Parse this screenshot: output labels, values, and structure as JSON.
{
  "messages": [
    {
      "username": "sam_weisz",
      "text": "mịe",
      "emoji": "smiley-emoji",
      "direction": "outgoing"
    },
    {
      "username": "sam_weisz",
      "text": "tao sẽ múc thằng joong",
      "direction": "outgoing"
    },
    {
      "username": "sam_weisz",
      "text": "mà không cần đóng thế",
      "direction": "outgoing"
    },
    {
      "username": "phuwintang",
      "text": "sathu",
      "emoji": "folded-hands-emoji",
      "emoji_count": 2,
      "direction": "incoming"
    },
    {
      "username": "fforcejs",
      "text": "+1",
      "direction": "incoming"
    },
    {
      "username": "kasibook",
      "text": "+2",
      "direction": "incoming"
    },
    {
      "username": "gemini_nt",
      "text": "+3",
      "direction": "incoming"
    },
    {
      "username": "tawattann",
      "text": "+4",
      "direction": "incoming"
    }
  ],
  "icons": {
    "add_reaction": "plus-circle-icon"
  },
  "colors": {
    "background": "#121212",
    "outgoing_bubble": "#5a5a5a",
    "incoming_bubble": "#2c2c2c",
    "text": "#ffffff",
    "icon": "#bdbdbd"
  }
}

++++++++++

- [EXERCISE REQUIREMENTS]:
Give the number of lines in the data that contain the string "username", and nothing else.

- [WRITTEN RESPONSE]:
8